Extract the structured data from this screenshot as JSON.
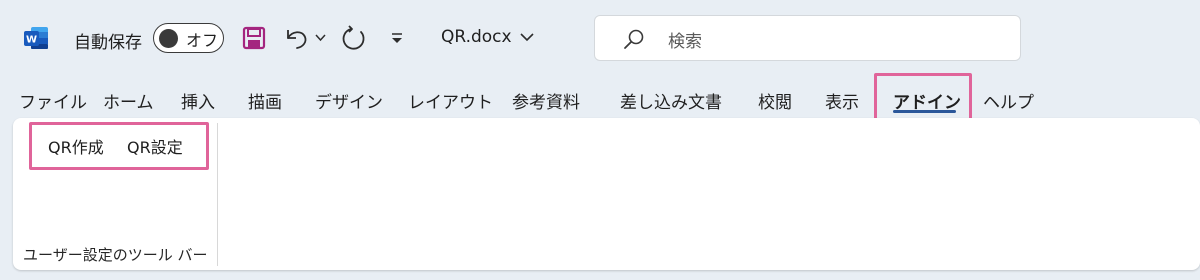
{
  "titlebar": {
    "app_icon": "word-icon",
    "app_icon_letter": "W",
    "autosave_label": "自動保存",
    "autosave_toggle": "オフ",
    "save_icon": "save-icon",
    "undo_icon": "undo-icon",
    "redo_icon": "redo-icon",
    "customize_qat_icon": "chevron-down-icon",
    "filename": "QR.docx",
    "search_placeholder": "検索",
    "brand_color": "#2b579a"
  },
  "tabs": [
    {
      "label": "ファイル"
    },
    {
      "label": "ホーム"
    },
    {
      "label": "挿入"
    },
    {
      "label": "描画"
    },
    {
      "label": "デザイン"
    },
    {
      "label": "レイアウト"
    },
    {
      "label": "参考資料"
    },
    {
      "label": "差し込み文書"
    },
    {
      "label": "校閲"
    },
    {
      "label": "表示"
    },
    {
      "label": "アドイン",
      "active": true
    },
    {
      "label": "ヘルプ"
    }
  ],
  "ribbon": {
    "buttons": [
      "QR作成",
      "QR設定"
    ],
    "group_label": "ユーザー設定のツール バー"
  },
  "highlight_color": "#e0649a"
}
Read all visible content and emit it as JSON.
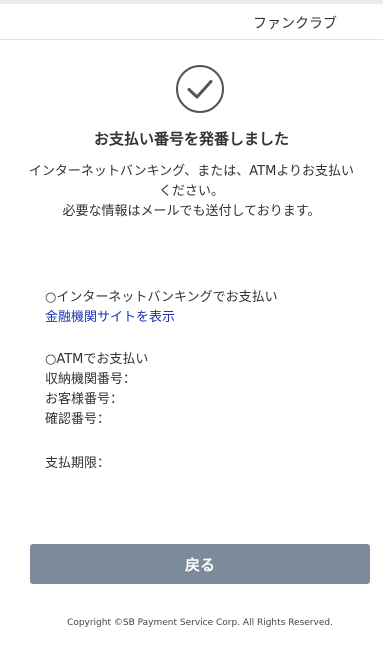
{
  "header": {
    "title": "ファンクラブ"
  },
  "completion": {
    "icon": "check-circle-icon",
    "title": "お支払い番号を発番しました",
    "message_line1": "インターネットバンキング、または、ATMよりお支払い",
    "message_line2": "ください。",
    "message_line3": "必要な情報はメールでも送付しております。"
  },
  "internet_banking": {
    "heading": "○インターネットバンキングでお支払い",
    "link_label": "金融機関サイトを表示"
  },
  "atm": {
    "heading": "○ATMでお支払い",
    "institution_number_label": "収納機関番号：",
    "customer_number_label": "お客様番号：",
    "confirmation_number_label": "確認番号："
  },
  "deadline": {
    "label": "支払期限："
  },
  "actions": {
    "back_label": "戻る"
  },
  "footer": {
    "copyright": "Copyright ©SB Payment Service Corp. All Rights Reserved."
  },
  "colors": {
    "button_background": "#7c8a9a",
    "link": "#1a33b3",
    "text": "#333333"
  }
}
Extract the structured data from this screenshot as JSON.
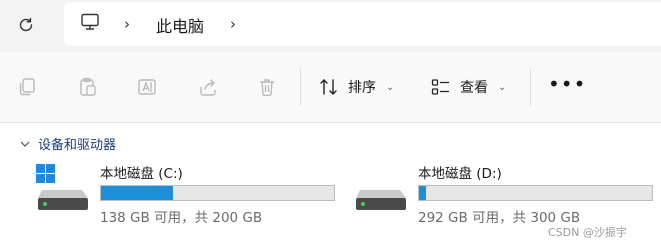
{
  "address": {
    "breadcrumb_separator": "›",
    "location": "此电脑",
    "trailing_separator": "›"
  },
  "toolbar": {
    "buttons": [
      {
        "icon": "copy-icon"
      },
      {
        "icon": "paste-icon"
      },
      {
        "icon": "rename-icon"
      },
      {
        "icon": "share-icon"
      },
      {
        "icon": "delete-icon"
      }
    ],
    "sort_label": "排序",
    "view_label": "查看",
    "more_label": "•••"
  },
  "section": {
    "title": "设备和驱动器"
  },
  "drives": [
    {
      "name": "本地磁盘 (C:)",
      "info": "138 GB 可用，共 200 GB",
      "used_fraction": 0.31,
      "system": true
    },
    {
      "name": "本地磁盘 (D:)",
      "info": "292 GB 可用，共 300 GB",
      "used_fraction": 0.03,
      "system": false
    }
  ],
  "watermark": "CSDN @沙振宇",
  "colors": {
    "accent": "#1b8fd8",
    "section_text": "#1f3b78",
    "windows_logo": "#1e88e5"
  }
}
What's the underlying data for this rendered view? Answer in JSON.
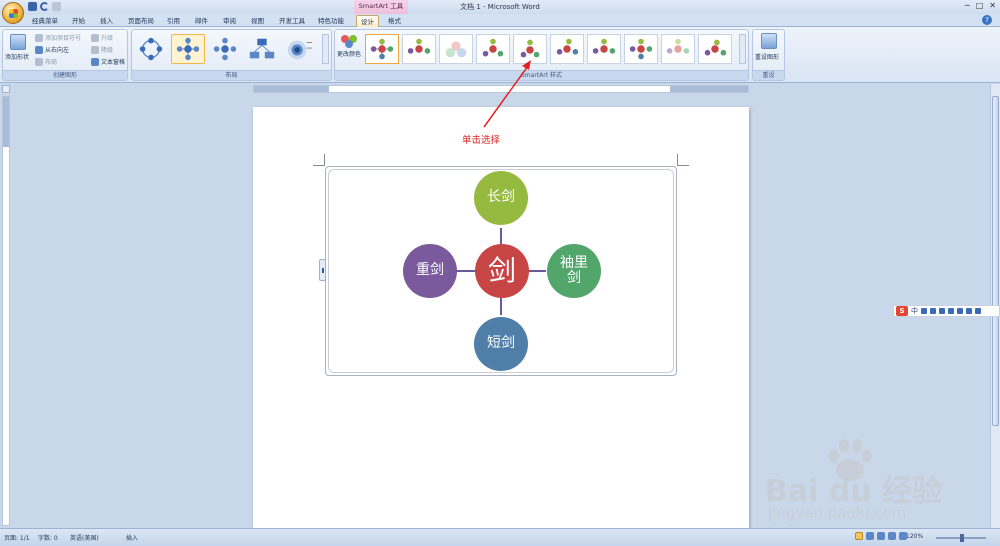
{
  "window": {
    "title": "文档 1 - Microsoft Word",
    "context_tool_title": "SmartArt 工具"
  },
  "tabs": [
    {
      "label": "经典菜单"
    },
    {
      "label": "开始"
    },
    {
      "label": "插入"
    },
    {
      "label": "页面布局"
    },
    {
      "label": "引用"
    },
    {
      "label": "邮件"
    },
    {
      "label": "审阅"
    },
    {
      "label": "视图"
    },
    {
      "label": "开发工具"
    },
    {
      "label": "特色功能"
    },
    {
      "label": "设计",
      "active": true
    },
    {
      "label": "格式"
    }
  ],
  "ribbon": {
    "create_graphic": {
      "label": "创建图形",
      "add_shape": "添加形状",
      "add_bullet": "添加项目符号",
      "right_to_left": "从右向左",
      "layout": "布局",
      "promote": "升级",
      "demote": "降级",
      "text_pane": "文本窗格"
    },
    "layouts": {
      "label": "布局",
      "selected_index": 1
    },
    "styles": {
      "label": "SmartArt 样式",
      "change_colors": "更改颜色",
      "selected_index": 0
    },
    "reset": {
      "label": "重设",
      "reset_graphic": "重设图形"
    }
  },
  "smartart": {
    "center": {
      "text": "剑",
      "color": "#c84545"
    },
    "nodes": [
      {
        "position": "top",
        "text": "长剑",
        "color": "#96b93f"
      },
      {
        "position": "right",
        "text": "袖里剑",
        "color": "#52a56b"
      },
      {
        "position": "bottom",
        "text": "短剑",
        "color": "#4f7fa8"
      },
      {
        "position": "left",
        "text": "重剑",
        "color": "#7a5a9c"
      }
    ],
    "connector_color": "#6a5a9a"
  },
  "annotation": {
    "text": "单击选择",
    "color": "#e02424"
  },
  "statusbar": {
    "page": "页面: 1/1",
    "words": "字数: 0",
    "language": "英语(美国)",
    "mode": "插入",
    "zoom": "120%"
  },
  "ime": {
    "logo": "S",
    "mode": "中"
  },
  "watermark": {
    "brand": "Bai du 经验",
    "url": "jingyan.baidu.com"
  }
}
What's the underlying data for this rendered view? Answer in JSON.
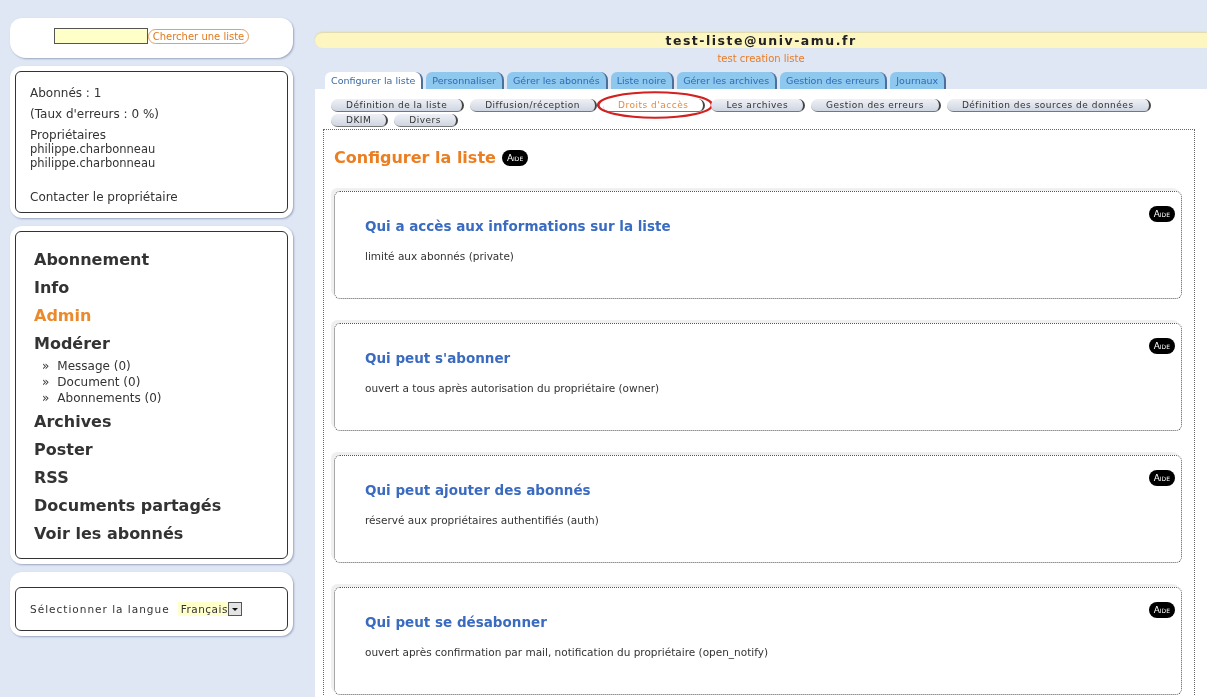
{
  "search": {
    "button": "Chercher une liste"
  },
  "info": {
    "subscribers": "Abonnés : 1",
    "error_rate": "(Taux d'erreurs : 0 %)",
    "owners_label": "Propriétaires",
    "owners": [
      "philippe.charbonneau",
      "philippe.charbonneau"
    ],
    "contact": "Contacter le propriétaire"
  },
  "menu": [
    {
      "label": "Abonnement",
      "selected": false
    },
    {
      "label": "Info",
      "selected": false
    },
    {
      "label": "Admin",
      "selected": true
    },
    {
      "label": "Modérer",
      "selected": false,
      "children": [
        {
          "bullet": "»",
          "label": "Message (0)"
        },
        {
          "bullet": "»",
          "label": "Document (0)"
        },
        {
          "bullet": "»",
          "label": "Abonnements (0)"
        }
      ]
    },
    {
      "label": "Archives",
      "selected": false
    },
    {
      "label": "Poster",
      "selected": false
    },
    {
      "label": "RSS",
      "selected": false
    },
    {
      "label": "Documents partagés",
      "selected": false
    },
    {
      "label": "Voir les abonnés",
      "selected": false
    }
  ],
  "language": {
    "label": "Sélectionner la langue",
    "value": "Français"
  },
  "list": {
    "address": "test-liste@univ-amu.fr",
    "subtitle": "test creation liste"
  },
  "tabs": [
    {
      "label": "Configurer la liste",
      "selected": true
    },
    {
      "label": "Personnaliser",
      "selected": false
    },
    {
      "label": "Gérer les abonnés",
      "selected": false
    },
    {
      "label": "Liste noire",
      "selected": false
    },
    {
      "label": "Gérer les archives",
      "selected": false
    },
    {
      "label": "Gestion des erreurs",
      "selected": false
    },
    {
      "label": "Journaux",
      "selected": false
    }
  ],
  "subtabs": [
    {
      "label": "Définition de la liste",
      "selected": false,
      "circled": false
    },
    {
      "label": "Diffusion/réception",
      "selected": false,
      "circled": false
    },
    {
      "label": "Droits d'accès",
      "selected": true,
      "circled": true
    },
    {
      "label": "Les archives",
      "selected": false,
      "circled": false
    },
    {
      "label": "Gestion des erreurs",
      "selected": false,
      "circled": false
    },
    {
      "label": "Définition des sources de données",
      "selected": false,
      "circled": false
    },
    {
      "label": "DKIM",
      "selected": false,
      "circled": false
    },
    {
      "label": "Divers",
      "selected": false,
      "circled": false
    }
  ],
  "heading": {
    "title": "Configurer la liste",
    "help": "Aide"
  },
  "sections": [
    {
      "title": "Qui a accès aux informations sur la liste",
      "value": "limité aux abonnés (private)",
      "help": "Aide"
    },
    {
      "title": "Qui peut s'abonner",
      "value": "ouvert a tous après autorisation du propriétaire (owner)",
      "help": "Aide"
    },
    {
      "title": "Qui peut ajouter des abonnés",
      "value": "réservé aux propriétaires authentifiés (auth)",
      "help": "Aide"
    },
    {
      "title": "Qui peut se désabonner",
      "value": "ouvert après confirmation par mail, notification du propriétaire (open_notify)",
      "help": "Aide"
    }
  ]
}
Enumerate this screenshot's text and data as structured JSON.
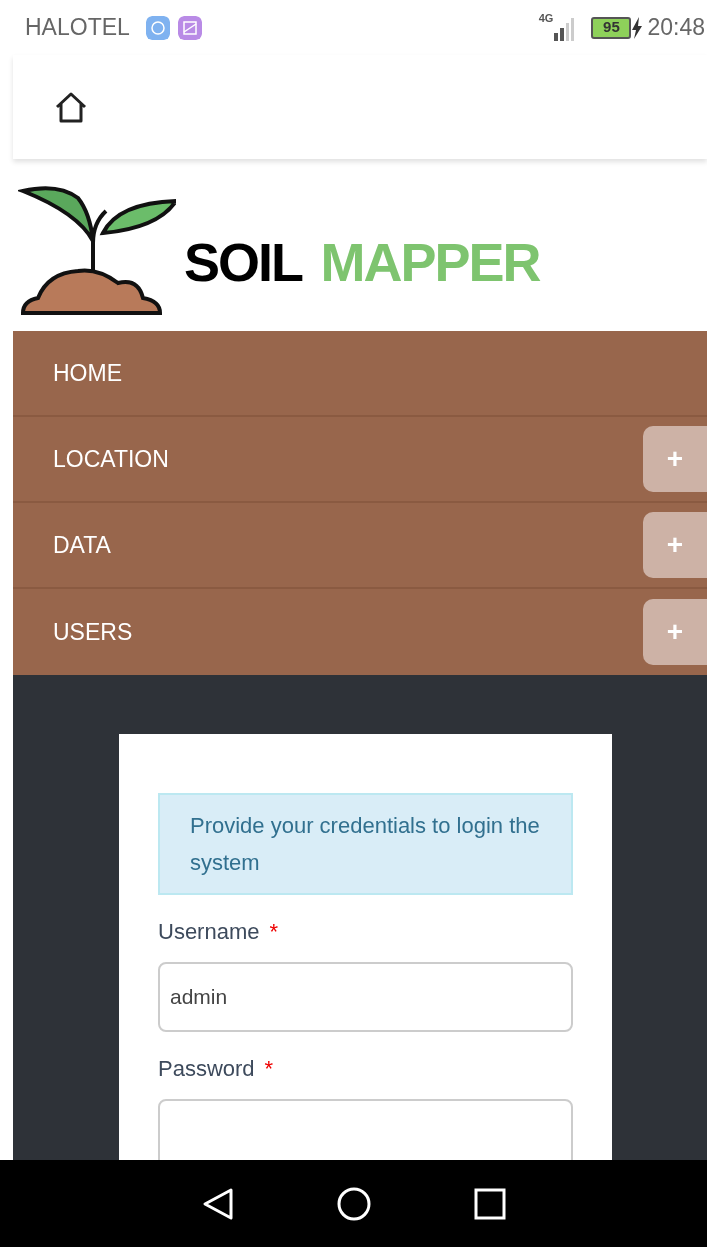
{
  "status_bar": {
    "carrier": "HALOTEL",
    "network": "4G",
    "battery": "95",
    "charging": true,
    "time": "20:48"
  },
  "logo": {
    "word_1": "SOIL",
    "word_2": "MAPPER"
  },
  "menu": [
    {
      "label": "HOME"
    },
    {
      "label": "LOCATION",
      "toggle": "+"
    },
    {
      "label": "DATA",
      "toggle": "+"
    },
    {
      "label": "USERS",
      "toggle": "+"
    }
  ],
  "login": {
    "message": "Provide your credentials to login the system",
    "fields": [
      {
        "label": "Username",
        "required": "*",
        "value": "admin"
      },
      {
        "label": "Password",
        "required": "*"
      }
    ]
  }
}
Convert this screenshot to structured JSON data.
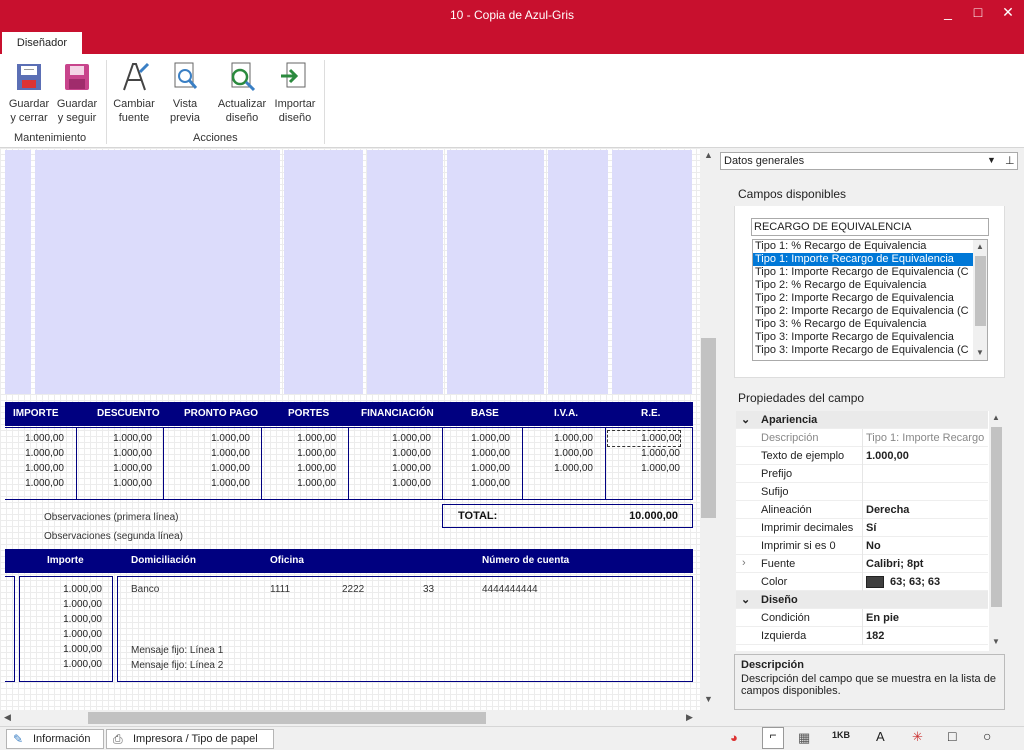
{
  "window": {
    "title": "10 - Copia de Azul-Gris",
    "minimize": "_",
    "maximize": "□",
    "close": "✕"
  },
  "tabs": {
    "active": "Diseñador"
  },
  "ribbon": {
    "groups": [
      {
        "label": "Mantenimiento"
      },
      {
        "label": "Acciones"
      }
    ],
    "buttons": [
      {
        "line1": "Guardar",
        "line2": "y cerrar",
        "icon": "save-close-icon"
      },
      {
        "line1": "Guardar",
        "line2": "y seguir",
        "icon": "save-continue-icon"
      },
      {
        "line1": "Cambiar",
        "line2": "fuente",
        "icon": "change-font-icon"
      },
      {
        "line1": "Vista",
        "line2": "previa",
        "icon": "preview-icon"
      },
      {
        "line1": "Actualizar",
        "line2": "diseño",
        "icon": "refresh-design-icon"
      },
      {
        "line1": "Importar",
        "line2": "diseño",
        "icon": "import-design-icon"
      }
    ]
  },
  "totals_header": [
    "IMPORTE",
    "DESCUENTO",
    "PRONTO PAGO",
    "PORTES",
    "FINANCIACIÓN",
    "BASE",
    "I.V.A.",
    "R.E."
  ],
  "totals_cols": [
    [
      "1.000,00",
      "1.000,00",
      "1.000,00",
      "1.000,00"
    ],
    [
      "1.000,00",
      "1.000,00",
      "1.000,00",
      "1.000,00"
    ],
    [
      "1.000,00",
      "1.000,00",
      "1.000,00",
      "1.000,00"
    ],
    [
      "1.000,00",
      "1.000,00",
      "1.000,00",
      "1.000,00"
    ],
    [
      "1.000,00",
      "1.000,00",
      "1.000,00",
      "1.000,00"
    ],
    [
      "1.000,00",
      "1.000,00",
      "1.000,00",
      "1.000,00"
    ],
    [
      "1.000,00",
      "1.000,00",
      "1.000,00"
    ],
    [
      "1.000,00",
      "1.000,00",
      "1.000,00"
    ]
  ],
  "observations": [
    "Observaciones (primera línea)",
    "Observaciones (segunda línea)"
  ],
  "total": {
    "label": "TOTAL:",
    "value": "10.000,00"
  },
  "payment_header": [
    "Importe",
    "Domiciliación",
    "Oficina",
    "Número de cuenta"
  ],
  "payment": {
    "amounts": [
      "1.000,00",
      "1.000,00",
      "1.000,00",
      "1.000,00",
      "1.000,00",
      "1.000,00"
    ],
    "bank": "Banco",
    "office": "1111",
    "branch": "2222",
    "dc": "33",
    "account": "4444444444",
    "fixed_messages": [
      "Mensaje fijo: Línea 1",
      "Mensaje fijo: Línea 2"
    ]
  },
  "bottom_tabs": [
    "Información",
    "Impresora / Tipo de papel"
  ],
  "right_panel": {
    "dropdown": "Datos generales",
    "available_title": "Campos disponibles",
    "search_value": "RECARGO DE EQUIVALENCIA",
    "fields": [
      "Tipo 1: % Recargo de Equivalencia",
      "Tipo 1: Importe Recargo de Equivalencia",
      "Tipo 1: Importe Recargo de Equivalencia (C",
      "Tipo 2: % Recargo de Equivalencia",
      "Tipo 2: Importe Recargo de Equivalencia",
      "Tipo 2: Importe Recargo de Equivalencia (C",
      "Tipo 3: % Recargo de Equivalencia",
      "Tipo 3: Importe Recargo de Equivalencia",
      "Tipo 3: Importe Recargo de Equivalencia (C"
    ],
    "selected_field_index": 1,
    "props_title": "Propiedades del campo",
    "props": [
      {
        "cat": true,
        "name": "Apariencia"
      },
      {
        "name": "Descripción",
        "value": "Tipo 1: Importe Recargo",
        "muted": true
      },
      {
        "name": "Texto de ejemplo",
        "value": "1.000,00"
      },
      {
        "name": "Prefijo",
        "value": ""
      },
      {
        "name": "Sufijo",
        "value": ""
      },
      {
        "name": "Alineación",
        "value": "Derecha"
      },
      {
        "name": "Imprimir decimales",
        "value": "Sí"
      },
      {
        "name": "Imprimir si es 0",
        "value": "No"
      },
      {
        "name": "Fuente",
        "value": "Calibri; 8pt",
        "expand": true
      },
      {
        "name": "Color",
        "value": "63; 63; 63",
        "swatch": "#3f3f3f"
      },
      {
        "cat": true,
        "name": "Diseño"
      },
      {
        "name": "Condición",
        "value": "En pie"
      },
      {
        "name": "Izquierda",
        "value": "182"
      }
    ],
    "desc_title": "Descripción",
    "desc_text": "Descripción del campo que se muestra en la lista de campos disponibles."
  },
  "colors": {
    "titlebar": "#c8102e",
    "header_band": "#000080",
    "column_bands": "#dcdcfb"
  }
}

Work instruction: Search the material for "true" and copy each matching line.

Solution for this task:
      "active": true
      "system": true
      "active": true
      "selected": true
      "selected": true
      "selected": true,
      "circled": true
    "charging": true,
        "cat": true,
        "muted": true
        "expand": true
        "cat": true,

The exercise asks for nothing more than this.